→ Activity:
What is needed here is every record, retyped without any change.

Page and application data records
◇ ◇ ◇ ◇ ◇

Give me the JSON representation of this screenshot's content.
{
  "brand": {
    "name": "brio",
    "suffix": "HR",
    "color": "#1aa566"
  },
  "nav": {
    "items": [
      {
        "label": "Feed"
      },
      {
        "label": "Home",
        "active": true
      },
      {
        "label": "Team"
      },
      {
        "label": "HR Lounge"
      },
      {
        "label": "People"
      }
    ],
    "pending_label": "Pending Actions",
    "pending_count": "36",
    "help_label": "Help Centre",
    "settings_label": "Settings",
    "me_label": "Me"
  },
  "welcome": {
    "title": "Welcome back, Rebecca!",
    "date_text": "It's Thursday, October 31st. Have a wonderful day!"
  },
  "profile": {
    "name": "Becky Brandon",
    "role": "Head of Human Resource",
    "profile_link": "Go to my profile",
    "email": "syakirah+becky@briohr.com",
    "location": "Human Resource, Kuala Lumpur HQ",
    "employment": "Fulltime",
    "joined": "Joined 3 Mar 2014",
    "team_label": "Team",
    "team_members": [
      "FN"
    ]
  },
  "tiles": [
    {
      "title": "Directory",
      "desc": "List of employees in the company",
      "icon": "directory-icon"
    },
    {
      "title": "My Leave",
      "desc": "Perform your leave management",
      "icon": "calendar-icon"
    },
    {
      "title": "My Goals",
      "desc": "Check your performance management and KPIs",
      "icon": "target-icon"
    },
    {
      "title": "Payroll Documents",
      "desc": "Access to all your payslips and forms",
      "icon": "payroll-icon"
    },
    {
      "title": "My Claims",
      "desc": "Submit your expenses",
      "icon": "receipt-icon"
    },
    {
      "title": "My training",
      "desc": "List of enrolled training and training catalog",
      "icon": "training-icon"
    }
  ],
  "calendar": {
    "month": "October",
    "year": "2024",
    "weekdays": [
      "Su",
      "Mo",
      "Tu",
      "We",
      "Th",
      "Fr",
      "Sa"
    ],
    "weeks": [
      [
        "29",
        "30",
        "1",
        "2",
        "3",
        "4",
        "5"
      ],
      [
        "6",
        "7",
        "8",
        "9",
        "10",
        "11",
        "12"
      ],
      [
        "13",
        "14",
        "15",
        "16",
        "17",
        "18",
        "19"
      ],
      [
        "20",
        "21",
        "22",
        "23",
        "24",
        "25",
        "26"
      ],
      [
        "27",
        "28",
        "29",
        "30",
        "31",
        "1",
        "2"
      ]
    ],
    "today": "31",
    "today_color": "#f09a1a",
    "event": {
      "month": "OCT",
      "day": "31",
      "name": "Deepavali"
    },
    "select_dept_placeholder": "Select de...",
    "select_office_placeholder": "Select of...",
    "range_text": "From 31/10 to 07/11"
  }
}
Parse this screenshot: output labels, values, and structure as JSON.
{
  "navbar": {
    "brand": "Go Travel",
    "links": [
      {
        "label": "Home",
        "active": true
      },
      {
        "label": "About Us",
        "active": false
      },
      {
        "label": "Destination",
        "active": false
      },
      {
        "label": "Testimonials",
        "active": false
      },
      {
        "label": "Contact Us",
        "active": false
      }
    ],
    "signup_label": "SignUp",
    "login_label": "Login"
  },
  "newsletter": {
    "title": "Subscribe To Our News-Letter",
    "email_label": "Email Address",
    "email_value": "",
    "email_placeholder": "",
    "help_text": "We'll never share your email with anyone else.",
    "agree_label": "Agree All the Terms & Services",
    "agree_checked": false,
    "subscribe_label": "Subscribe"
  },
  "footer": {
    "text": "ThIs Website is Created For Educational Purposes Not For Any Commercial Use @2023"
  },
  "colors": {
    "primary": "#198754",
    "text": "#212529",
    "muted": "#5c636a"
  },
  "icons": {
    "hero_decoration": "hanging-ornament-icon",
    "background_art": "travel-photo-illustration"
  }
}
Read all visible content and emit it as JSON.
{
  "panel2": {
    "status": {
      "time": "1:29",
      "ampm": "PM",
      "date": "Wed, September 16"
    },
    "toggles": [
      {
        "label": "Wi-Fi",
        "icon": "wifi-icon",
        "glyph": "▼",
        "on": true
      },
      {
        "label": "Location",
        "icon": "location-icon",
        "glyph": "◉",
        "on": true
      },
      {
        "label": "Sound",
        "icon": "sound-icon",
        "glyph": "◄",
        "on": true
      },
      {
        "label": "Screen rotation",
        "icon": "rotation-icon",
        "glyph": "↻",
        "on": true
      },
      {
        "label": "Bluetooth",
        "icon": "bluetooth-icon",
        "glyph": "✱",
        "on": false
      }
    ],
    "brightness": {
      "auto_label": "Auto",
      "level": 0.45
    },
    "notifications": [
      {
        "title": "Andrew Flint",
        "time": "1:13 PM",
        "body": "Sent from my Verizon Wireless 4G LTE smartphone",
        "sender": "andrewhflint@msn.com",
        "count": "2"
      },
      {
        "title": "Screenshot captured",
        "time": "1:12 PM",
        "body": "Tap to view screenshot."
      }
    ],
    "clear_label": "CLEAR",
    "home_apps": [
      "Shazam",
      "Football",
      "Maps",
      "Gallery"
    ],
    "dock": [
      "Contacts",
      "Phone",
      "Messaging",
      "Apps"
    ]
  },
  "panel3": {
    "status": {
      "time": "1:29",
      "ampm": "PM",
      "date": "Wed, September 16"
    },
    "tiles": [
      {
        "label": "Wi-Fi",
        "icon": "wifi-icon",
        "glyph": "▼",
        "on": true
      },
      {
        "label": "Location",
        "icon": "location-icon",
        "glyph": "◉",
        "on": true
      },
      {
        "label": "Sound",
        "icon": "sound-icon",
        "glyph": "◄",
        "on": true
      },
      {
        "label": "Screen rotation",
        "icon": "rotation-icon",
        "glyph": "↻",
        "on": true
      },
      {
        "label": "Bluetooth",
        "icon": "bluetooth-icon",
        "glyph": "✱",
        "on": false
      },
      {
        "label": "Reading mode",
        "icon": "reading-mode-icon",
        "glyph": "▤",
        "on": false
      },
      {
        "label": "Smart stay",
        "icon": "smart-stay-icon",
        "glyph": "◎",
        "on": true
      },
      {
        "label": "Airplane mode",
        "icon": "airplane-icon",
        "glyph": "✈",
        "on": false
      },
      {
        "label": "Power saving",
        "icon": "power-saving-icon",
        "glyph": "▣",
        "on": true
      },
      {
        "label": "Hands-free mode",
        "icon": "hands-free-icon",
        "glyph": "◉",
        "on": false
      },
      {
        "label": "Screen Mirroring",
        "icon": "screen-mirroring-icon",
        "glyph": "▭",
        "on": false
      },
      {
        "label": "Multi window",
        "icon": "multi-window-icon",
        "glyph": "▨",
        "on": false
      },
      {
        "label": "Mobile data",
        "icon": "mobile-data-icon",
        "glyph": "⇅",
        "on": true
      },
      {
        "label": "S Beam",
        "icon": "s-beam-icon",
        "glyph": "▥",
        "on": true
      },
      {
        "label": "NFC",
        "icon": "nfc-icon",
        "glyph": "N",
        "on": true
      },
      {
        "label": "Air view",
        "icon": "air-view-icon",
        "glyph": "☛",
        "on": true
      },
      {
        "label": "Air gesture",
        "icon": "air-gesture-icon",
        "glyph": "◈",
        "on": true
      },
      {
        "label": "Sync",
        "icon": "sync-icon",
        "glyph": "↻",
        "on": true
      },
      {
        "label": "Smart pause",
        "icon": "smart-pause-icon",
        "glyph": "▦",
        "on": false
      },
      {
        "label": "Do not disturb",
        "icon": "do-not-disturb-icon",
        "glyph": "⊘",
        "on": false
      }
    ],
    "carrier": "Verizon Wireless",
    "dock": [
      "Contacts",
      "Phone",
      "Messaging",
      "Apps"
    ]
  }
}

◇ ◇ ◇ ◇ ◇

→ Task solution:
Give me the JSON representation of this screenshot's content.
{
  "brand": {
    "name": "brio",
    "suffix": "HR",
    "color": "#1aa566"
  },
  "nav": {
    "items": [
      {
        "label": "Feed"
      },
      {
        "label": "Home",
        "active": true
      },
      {
        "label": "Team"
      },
      {
        "label": "HR Lounge"
      },
      {
        "label": "People"
      }
    ],
    "pending_label": "Pending Actions",
    "pending_count": "36",
    "help_label": "Help Centre",
    "settings_label": "Settings",
    "me_label": "Me"
  },
  "welcome": {
    "title": "Welcome back, Rebecca!",
    "date_text": "It's Thursday, October 31st. Have a wonderful day!"
  },
  "profile": {
    "name": "Becky Brandon",
    "role": "Head of Human Resource",
    "profile_link": "Go to my profile",
    "email": "syakirah+becky@briohr.com",
    "location": "Human Resource, Kuala Lumpur HQ",
    "employment": "Fulltime",
    "joined": "Joined 3 Mar 2014",
    "team_label": "Team",
    "team_members": [
      "FN"
    ]
  },
  "tiles": [
    {
      "title": "Directory",
      "desc": "List of employees in the company",
      "icon": "directory-icon"
    },
    {
      "title": "My Leave",
      "desc": "Perform your leave management",
      "icon": "calendar-icon"
    },
    {
      "title": "My Goals",
      "desc": "Check your performance management and KPIs",
      "icon": "target-icon"
    },
    {
      "title": "Payroll Documents",
      "desc": "Access to all your payslips and forms",
      "icon": "payroll-icon"
    },
    {
      "title": "My Claims",
      "desc": "Submit your expenses",
      "icon": "receipt-icon"
    },
    {
      "title": "My training",
      "desc": "List of enrolled training and training catalog",
      "icon": "training-icon"
    }
  ],
  "calendar": {
    "month": "October",
    "year": "2024",
    "weekdays": [
      "Su",
      "Mo",
      "Tu",
      "We",
      "Th",
      "Fr",
      "Sa"
    ],
    "weeks": [
      [
        "29",
        "30",
        "1",
        "2",
        "3",
        "4",
        "5"
      ],
      [
        "6",
        "7",
        "8",
        "9",
        "10",
        "11",
        "12"
      ],
      [
        "13",
        "14",
        "15",
        "16",
        "17",
        "18",
        "19"
      ],
      [
        "20",
        "21",
        "22",
        "23",
        "24",
        "25",
        "26"
      ],
      [
        "27",
        "28",
        "29",
        "30",
        "31",
        "1",
        "2"
      ]
    ],
    "today": "31",
    "today_color": "#f09a1a",
    "event": {
      "month": "OCT",
      "day": "31",
      "name": "Deepavali"
    },
    "select_dept_placeholder": "Select de...",
    "select_office_placeholder": "Select of...",
    "range_text": "From 31/10 to 07/11"
  }
}
Parse this screenshot: output labels, values, and structure as JSON.
{
  "navbar": {
    "brand": "Go Travel",
    "links": [
      {
        "label": "Home",
        "active": true
      },
      {
        "label": "About Us",
        "active": false
      },
      {
        "label": "Destination",
        "active": false
      },
      {
        "label": "Testimonials",
        "active": false
      },
      {
        "label": "Contact Us",
        "active": false
      }
    ],
    "signup_label": "SignUp",
    "login_label": "Login"
  },
  "newsletter": {
    "title": "Subscribe To Our News-Letter",
    "email_label": "Email Address",
    "email_value": "",
    "email_placeholder": "",
    "help_text": "We'll never share your email with anyone else.",
    "agree_label": "Agree All the Terms & Services",
    "agree_checked": false,
    "subscribe_label": "Subscribe"
  },
  "footer": {
    "text": "ThIs Website is Created For Educational Purposes Not For Any Commercial Use @2023"
  },
  "colors": {
    "primary": "#198754",
    "text": "#212529",
    "muted": "#5c636a"
  },
  "icons": {
    "hero_decoration": "hanging-ornament-icon",
    "background_art": "travel-photo-illustration"
  }
}
Read all visible content and emit it as JSON.
{
  "panel2": {
    "status": {
      "time": "1:29",
      "ampm": "PM",
      "date": "Wed, September 16"
    },
    "toggles": [
      {
        "label": "Wi-Fi",
        "icon": "wifi-icon",
        "glyph": "▼",
        "on": true
      },
      {
        "label": "Location",
        "icon": "location-icon",
        "glyph": "◉",
        "on": true
      },
      {
        "label": "Sound",
        "icon": "sound-icon",
        "glyph": "◄",
        "on": true
      },
      {
        "label": "Screen rotation",
        "icon": "rotation-icon",
        "glyph": "↻",
        "on": true
      },
      {
        "label": "Bluetooth",
        "icon": "bluetooth-icon",
        "glyph": "✱",
        "on": false
      }
    ],
    "brightness": {
      "auto_label": "Auto",
      "level": 0.45
    },
    "notifications": [
      {
        "title": "Andrew Flint",
        "time": "1:13 PM",
        "body": "Sent from my Verizon Wireless 4G LTE smartphone",
        "sender": "andrewhflint@msn.com",
        "count": "2"
      },
      {
        "title": "Screenshot captured",
        "time": "1:12 PM",
        "body": "Tap to view screenshot."
      }
    ],
    "clear_label": "CLEAR",
    "home_apps": [
      "Shazam",
      "Football",
      "Maps",
      "Gallery"
    ],
    "dock": [
      "Contacts",
      "Phone",
      "Messaging",
      "Apps"
    ]
  },
  "panel3": {
    "status": {
      "time": "1:29",
      "ampm": "PM",
      "date": "Wed, September 16"
    },
    "tiles": [
      {
        "label": "Wi-Fi",
        "icon": "wifi-icon",
        "glyph": "▼",
        "on": true
      },
      {
        "label": "Location",
        "icon": "location-icon",
        "glyph": "◉",
        "on": true
      },
      {
        "label": "Sound",
        "icon": "sound-icon",
        "glyph": "◄",
        "on": true
      },
      {
        "label": "Screen rotation",
        "icon": "rotation-icon",
        "glyph": "↻",
        "on": true
      },
      {
        "label": "Bluetooth",
        "icon": "bluetooth-icon",
        "glyph": "✱",
        "on": false
      },
      {
        "label": "Reading mode",
        "icon": "reading-mode-icon",
        "glyph": "▤",
        "on": false
      },
      {
        "label": "Smart stay",
        "icon": "smart-stay-icon",
        "glyph": "◎",
        "on": true
      },
      {
        "label": "Airplane mode",
        "icon": "airplane-icon",
        "glyph": "✈",
        "on": false
      },
      {
        "label": "Power saving",
        "icon": "power-saving-icon",
        "glyph": "▣",
        "on": true
      },
      {
        "label": "Hands-free mode",
        "icon": "hands-free-icon",
        "glyph": "◉",
        "on": false
      },
      {
        "label": "Screen Mirroring",
        "icon": "screen-mirroring-icon",
        "glyph": "▭",
        "on": false
      },
      {
        "label": "Multi window",
        "icon": "multi-window-icon",
        "glyph": "▨",
        "on": false
      },
      {
        "label": "Mobile data",
        "icon": "mobile-data-icon",
        "glyph": "⇅",
        "on": true
      },
      {
        "label": "S Beam",
        "icon": "s-beam-icon",
        "glyph": "▥",
        "on": true
      },
      {
        "label": "NFC",
        "icon": "nfc-icon",
        "glyph": "N",
        "on": true
      },
      {
        "label": "Air view",
        "icon": "air-view-icon",
        "glyph": "☛",
        "on": true
      },
      {
        "label": "Air gesture",
        "icon": "air-gesture-icon",
        "glyph": "◈",
        "on": true
      },
      {
        "label": "Sync",
        "icon": "sync-icon",
        "glyph": "↻",
        "on": true
      },
      {
        "label": "Smart pause",
        "icon": "smart-pause-icon",
        "glyph": "▦",
        "on": false
      },
      {
        "label": "Do not disturb",
        "icon": "do-not-disturb-icon",
        "glyph": "⊘",
        "on": false
      }
    ],
    "carrier": "Verizon Wireless",
    "dock": [
      "Contacts",
      "Phone",
      "Messaging",
      "Apps"
    ]
  }
}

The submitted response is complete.